June 19 This morning we got our marching orders from John [Hunt, Film Jury President]. Judge as individuals, work like a team. Political voting doesn't belong (apparently there are safeguards, but we will look to our own consciences.) Stay open to cultural and language nuances. Be prompt. Most importantly, since we are going to work so hard over the next several days, we "might as well enjoy doing it."

The jury was then divided into three interchangeable subgroups, which is how we'll work through Tuesday.

We vote on handheld PDAs, scoring from one to nine. The technology works without a glitch, good thing given the 586 commercials we had to get through. A couple of observations: The serial commercial has proliferated. We saw many a cast of characters in shifting storylines.

By the end of the day I wondered whether the episodic method got in the way of creating an amazingly great spot. There seems to be a growing preoccupation with death. PSAs notwithstanding. A lot of the work was really engaging. I found myself on the edge of the chair praying "Please make this one end well ... if not a surprise, at least give me a thought that works." Today, not all of my prayers were answered.

June 20 This morning our "E" subgroup was tasked with a big chunk of PSAs. Battered women and hungry children is a rock—heavy irony this week in Cannes. Occasionally the messages cross over to direct, eliciting help in practical terms. Fresh and compelling. In other instances, I wished the entry fees had been saved for the cause itself.

Fast lunch on the terrace. A fellow jury member and I dined on cheese. And more cheese. That was a good thing, given the next couple of hours were spent on fast food and restaurant messages.

Once again I wondered whether the episodic and thematic consistency of brands might be inversely proportional to an amazing single piece of work. We ended the afternoon with "best of music." It's a new category and not surprisingly, we found a few beautiful pieces.

Finished around seven. I look forward to seeing my fellow jury members again tomorrow.

June 21 "Do you always wait for the longest day of the year and then miss it?" asks Daisy in The Great Gatsby. Today may well be the summer solstice, but from everything I hear, tomorrow will be the longest day for the jury. We'll come back together as a group and see our shortlist for the first time.

This morning we judged 250-plus spots in the commercial business services category. The majority of it was telecom, which pretty much has the same thing to sell regardless of country or culture. This afternoon was sweets, etc. Other than wondering where our plate of biscuits had gone, we thoroughly enjoyed ourselves.

June 22 When leaving the Palais this evening, after 12 hours, I saw a young girl with a big baby doll in her arms. "Which ad is she from?" I wanted to know.

Can you have too much of a good thing, or a bad thing, or even the occasional great thing? With some 650 commercials on our aggregated shortlist, the answer is, "Yup."

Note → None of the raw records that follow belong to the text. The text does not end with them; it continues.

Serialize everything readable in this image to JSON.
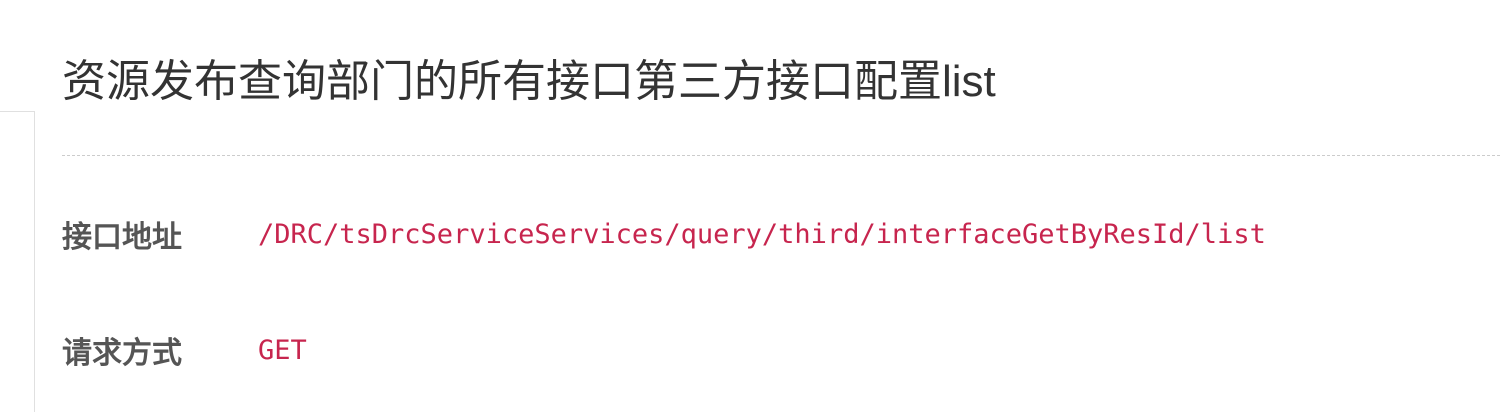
{
  "title": "资源发布查询部门的所有接口第三方接口配置list",
  "fields": [
    {
      "label": "接口地址",
      "value": "/DRC/tsDrcServiceServices/query/third/interfaceGetByResId/list"
    },
    {
      "label": "请求方式",
      "value": "GET"
    }
  ],
  "colors": {
    "code": "#c7254e",
    "label": "#555555",
    "title": "#333333"
  }
}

Within some categories judges looked at each other in bewilderment: "Are you responsible for this being here? Are you, or you?" During other categories, one good idea, or execution, or preferably both, followed another.

People said today would be our longest. Perhaps. But tomorrow may well be the toughest. We'll begin to discuss differeneces of opinion. Most importantly, we'll start to identify the rare and wonderful work that brings us all together.

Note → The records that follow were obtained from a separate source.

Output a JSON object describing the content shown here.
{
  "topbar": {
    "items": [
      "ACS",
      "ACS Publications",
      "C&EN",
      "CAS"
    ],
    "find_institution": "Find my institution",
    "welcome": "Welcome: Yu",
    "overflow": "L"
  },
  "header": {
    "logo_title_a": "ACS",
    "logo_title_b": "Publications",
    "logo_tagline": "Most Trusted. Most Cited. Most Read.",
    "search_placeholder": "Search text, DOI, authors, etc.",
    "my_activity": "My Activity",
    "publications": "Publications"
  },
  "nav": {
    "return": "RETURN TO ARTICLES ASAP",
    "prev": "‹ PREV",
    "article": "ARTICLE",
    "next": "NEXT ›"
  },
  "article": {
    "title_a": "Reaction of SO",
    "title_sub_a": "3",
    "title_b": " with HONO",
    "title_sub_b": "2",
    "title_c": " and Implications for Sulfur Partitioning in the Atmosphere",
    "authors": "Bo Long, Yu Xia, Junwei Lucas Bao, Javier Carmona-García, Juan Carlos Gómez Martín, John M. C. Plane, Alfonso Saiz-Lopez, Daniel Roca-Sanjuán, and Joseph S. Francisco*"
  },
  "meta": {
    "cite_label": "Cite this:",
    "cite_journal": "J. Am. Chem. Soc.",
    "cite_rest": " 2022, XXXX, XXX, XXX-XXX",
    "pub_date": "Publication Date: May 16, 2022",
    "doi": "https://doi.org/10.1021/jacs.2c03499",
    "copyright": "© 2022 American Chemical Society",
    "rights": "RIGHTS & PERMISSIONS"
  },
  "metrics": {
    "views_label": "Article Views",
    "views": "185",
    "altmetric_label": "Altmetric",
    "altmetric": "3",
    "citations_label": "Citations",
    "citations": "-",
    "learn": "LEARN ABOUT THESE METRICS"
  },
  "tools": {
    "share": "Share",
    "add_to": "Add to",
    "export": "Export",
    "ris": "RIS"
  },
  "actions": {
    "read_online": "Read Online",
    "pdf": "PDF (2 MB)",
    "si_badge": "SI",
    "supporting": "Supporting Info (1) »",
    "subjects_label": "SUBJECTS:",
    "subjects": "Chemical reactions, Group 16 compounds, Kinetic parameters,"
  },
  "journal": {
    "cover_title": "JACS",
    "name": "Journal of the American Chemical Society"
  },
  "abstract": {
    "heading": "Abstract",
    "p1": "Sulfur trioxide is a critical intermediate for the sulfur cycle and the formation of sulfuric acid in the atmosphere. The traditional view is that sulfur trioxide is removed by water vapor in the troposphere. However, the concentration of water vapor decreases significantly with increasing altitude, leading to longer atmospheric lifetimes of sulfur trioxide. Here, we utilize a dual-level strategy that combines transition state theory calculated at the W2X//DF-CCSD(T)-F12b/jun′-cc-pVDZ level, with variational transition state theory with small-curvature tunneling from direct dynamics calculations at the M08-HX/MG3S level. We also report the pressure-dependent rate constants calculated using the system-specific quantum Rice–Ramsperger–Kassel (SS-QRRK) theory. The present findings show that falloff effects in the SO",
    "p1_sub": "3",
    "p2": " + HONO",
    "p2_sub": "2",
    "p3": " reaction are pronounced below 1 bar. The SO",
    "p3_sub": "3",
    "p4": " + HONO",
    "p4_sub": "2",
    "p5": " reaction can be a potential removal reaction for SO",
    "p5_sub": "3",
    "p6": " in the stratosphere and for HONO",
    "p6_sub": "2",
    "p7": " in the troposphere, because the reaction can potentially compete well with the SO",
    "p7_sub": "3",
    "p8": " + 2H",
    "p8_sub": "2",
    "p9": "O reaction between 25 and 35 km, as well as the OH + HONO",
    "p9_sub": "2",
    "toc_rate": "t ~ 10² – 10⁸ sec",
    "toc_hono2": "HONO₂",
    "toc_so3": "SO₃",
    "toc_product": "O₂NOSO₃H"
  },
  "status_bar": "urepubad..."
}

June 23 We saw our shortlist for the first time. Many surprises. It seems like 10 years ago since we began to go through the top tier within each of the 27 categories. The jury keeps stopping with questions of procedure and clarity. It seems, at first, as though we will never finish awarding gold, silver and bronze. And sure enough we don't.

Tomorrow, we'll award a half-dozen categories we didn't get through today. And finally look at the show as a whole. Too many bronzes? Not enough golds? Only time will tell.

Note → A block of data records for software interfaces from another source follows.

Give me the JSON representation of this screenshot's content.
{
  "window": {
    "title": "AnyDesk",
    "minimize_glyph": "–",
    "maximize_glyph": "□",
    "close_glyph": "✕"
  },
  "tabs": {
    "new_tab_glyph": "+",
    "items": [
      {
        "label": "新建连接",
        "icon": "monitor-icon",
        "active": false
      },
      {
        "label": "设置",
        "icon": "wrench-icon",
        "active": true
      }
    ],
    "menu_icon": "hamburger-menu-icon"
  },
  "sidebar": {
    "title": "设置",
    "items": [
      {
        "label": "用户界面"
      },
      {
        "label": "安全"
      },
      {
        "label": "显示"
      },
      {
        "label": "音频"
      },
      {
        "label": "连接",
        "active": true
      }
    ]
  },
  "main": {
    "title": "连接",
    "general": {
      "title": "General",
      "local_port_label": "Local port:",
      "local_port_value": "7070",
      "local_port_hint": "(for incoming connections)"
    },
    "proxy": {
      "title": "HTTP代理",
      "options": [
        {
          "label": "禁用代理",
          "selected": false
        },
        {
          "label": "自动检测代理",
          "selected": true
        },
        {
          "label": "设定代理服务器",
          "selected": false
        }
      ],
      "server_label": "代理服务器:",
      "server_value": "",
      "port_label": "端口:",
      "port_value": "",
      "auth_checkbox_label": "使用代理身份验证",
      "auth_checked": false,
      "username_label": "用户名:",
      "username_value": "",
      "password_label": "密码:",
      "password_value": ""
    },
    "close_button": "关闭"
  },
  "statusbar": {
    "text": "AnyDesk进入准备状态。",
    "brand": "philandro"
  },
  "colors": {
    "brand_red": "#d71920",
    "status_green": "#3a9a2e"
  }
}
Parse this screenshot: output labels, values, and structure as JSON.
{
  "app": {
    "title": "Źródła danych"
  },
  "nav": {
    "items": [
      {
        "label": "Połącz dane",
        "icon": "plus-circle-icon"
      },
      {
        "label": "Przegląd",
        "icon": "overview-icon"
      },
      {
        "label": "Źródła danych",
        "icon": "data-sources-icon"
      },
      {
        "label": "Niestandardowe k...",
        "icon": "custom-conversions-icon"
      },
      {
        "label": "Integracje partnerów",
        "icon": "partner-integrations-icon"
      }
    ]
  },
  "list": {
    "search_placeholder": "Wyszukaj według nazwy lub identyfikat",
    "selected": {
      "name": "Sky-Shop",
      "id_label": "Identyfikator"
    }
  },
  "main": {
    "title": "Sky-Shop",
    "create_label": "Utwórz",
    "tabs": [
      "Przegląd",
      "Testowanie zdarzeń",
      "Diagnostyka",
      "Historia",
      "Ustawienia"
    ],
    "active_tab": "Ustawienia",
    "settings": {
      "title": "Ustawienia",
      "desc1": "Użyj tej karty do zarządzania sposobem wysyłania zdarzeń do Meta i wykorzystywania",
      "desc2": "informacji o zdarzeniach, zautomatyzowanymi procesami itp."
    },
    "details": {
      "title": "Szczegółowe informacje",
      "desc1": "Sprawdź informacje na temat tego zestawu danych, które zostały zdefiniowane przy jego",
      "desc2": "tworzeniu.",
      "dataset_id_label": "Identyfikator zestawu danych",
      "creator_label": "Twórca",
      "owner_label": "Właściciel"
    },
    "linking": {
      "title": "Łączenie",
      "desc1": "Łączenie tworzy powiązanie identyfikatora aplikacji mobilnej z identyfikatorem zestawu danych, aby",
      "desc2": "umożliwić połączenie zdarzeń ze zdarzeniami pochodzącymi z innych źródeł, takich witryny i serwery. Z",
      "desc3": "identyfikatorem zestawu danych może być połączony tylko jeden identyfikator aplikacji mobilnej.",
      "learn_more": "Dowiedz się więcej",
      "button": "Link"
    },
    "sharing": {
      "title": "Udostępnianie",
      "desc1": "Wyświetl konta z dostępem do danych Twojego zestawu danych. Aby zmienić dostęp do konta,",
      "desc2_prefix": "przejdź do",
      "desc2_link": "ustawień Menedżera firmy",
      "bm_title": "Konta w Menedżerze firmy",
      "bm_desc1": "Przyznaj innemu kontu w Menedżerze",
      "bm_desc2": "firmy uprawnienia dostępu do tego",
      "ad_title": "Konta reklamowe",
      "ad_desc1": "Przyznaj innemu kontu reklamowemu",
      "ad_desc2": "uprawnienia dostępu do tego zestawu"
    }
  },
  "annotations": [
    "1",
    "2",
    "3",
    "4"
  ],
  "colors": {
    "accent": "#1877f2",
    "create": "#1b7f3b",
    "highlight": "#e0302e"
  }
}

Since today was the first day the jury voted with hands raised, the differences in our cultural perceptions became more apparent. It isn't a matter of politics or personal gain that distinguishes our diverse voting; more the way in which we view our world. This is, after all, Cannes. And the jury diversity is unlike any other show I've had the pleasure, or pain, to judge.